“Since he was small,” the lovely Gwen explained, “Our friend rat had raced other rats, and been rewarded for racing faster and harder. At night, however, the rat dreamed of a Land of Peace and Brotherhood where he did not spend his time racing, and where each rat was given the same amount of food regardless of how hard or fast they ran. One day he decided that he would hang back, and, lo and behold, the other rats noticed and slowed down, too. The rats all still got a moderate amount of food, and our friend fell asleep thinking that he had created a Land of Peace and Brotherhood for himself and his fellow rodents. While he slept, the supervising scientist, reasoning that the rat was exhibiting behavior that might skew the results of his study, injected our furry friend with a fast-acting lethal poison. And that is how the parable of the dreaming rat ends.”
Again, I can only assume that the fair Gwendolyn was pulling my other proverbial leg, because her parable in no way shed light on her father’s strange answer. The parable of the rat can only mean one thing, and I am sure my more attentive listeners have already reached the appropriate conclusion. Science is the natural enemy of religion, and scientists are, with few exceptions, cold-blooded murderers.
Now I had two cryptic answers to ponder, and resolved to have it out with these outlandish Patels the next day. It is one thing to operate a “Best Western,” it is another to open an unlicensed mystical franchise and start proffering all manner of Easternisms that only serve to obfuscate the rather plain questions I like to use to kick-start my sermons! And this was Saturday, and so the deadline for my sermon was fast approaching. So I went up the street to the “Best Western” and found that not only was J. A. absent from his office, but Gwendolyn with her soft voice was not at her post in the lobby! Leaning on the counter, I thought to learn something about the “heart” from the economy-sized holy book on the counter. I opened it to the page I had seen almond-eyed Gwendolyn reading the previous afternoon, and what I found shocked and surprised me!
There, in the Heart Sutra were underlined the words: “All truths are emptiness. . . There is no purity and no end to purity.” In the margin, she had scribbled my own name, followed by an explanation point! At first, I was flattered and excited that her delicately articulated hand had penned my name.
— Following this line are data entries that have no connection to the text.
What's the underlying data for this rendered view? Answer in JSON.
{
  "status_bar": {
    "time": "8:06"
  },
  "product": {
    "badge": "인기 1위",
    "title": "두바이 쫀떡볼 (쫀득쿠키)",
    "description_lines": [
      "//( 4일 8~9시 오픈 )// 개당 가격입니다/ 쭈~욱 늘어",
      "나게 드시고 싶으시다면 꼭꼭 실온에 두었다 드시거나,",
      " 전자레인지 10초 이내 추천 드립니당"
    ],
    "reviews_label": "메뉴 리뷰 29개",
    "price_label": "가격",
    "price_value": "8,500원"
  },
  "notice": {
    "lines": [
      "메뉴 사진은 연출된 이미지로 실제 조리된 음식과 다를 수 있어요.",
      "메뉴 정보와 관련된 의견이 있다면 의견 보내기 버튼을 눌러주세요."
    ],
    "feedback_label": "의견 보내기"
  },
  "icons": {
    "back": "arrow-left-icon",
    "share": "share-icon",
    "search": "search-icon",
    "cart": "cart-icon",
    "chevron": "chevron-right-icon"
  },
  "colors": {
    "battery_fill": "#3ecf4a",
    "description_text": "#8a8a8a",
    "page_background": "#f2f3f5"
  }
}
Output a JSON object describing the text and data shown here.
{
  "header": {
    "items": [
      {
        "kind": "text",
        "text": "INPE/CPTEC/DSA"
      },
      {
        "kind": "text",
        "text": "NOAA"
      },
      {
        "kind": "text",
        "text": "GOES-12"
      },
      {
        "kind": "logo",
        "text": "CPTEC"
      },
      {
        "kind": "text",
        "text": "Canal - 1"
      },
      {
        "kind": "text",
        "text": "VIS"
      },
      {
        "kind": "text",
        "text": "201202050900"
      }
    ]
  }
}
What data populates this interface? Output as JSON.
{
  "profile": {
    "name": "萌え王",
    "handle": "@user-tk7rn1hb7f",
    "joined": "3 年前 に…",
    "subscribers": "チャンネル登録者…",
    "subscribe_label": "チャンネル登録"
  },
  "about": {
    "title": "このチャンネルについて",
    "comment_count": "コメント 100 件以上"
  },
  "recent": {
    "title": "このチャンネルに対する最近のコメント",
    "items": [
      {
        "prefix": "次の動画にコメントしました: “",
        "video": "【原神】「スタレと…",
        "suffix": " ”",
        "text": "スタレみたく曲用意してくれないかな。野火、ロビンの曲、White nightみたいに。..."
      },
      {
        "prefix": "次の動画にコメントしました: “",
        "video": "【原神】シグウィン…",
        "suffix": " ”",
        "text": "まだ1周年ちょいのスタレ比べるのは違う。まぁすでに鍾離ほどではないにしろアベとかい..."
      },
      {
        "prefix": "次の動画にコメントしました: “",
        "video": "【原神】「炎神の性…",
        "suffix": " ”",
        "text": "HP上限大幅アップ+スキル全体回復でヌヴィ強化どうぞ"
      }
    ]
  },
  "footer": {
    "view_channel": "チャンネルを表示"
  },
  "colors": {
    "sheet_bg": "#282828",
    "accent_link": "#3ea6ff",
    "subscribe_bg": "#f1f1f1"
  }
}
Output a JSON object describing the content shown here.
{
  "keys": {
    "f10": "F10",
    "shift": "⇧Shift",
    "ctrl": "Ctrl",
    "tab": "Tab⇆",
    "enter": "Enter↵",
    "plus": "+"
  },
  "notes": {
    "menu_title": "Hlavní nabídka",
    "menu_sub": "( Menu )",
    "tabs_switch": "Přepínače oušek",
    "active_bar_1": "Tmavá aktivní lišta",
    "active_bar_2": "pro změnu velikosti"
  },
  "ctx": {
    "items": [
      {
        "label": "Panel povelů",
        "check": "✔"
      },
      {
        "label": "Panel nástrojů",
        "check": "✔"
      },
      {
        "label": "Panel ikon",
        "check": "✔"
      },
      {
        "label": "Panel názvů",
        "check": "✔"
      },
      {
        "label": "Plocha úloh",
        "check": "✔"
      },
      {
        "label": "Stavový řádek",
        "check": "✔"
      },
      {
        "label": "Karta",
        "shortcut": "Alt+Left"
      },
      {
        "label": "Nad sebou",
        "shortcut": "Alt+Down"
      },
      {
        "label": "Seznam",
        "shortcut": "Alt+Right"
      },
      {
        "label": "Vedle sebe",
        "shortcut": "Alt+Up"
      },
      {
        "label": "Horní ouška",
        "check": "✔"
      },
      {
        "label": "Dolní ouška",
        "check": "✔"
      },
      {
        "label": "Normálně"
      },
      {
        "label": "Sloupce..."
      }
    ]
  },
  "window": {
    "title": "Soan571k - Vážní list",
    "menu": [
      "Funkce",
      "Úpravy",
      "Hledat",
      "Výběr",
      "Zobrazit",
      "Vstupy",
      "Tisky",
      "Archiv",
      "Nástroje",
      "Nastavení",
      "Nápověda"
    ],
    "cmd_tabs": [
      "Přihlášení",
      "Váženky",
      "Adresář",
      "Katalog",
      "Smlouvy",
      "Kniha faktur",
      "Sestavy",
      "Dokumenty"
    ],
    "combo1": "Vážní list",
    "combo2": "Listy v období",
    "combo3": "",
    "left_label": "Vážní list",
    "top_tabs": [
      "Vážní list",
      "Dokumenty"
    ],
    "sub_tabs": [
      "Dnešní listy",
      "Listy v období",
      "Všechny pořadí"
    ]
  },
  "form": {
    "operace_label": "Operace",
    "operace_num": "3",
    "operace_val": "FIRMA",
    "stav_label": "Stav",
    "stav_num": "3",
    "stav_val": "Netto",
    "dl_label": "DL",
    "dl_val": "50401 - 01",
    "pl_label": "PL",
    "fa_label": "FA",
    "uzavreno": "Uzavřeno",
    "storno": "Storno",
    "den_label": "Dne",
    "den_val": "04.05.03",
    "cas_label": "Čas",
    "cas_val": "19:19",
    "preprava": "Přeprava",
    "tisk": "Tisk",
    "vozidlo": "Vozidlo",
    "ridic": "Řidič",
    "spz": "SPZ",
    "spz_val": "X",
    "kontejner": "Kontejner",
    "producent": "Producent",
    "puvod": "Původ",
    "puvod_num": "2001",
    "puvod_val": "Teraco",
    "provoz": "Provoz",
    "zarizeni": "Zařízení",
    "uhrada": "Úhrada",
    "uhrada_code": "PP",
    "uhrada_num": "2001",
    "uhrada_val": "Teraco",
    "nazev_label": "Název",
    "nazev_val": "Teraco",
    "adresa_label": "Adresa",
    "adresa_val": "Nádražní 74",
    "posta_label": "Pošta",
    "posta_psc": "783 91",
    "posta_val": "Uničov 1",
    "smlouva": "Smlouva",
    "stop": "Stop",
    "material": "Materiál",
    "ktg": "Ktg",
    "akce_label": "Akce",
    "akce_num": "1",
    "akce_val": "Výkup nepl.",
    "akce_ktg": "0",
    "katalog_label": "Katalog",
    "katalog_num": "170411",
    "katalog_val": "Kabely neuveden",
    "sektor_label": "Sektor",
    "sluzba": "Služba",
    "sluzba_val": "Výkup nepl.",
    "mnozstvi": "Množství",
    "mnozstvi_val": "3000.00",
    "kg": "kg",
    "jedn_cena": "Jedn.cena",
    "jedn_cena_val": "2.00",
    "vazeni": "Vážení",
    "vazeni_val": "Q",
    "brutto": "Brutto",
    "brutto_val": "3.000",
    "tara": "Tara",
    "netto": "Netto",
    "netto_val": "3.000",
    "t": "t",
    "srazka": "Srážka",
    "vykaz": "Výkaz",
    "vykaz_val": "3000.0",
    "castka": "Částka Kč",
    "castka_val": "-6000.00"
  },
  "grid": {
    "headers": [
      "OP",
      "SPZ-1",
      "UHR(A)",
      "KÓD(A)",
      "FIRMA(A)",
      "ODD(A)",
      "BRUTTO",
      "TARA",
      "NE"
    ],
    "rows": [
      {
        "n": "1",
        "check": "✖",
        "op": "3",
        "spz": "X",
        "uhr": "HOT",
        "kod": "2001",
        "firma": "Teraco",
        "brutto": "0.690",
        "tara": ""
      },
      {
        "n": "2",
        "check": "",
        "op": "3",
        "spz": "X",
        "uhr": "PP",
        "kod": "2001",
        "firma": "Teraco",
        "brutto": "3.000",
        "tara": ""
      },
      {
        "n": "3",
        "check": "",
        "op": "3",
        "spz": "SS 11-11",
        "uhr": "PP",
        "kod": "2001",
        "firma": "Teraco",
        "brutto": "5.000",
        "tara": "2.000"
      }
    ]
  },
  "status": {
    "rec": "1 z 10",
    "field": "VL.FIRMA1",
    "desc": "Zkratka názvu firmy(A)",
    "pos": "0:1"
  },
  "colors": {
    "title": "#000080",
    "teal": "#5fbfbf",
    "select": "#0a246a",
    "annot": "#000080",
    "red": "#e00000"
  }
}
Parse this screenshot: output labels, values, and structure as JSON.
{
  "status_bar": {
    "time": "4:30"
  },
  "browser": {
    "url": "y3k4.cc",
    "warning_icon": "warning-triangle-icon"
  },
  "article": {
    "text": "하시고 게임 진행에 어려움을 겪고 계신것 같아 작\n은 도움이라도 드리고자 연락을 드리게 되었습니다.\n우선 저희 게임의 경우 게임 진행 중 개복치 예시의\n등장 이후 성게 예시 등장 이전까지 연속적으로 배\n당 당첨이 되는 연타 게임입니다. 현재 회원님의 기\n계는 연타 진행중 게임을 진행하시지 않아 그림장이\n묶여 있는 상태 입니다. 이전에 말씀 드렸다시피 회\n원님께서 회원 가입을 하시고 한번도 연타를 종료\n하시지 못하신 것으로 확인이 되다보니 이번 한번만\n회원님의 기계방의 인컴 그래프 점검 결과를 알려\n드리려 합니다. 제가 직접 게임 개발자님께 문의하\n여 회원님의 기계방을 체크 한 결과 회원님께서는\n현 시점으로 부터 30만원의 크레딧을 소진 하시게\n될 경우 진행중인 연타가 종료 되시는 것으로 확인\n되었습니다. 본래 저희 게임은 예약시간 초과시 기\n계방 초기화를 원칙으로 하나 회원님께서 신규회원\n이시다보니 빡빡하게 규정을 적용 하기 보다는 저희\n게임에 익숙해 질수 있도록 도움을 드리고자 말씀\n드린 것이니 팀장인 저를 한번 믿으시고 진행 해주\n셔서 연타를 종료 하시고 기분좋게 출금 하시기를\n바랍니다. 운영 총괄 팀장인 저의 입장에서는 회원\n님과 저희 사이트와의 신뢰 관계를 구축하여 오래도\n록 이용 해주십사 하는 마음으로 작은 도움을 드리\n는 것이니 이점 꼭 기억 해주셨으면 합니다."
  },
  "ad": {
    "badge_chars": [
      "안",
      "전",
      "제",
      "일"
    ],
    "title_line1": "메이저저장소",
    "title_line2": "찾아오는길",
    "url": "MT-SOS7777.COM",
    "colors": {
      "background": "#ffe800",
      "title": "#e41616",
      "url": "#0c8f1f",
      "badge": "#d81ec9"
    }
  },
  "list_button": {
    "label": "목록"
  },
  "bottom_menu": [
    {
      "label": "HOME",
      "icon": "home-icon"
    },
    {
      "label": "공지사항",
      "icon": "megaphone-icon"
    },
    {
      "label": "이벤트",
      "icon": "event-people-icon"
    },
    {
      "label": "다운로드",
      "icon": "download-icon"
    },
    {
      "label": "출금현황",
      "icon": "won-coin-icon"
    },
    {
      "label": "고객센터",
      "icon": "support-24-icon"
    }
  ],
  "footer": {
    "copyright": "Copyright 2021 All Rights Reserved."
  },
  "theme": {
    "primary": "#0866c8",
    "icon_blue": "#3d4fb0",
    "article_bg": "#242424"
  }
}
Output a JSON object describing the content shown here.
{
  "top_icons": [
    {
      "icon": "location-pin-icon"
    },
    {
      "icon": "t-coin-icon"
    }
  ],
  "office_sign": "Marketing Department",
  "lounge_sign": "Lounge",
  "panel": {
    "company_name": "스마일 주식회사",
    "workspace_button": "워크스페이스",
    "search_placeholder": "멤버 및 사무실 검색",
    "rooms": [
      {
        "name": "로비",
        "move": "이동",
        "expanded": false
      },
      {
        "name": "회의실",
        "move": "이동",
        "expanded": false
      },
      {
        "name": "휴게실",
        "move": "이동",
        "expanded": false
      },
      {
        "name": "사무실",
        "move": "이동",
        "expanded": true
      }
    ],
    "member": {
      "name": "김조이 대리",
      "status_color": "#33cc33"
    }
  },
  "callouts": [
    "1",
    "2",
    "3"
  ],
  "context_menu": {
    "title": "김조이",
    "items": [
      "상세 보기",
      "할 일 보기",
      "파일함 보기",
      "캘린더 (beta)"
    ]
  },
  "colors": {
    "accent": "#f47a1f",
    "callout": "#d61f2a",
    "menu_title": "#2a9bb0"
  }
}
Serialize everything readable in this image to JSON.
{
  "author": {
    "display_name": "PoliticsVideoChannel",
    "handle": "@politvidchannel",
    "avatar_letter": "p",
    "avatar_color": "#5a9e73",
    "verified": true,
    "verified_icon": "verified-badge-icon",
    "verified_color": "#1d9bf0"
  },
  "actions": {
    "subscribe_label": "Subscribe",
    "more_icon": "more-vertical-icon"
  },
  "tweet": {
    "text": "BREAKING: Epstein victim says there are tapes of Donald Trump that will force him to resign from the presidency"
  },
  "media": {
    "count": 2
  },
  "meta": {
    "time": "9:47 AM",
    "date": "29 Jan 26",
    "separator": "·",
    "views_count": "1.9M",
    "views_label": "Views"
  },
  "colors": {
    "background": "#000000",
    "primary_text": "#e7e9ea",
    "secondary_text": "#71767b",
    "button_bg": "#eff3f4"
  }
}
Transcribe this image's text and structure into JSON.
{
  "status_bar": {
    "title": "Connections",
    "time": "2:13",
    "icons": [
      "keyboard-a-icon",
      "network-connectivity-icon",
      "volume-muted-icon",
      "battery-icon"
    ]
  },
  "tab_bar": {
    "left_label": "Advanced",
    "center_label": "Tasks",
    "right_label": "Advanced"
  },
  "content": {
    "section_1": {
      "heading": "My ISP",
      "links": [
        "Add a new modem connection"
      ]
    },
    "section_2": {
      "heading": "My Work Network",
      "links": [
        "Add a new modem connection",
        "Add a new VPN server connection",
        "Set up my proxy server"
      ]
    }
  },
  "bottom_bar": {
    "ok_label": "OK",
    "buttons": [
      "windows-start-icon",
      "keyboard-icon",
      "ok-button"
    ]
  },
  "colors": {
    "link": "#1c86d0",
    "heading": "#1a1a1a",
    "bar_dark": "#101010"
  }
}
And then I started to wonder what she meant by associating me with this particular line in the scripture. In particular, was she saying I was both pure and impure? And what could she mean by that?
And then it struck me that I had an answer to not only my question about the difference between Sunday and the other days, but also an insight into the difference between East and West. For as I stand here on Sunday, I stand knowing that there is purity, and there is impurity, something the Heathen among us seem to question. Purity is not just a bumper sticker, and the War on Impurity is something we in our Church wage every day. Not for a moment could we consider the truth that we should not kill as being an “empty” truth (though, in fairness, it may be momentarily vacated by the need to pursue Evil-doers)!
Though the so-called “Best Western” remains open for business on Sunday, the rest of us take this as a day of rest in order to bask in the certainty of the purity of the Lord. And I know this purity is no dream, just as I know that at this moment I am standing right in front of you.
Labels: Sunday Sermon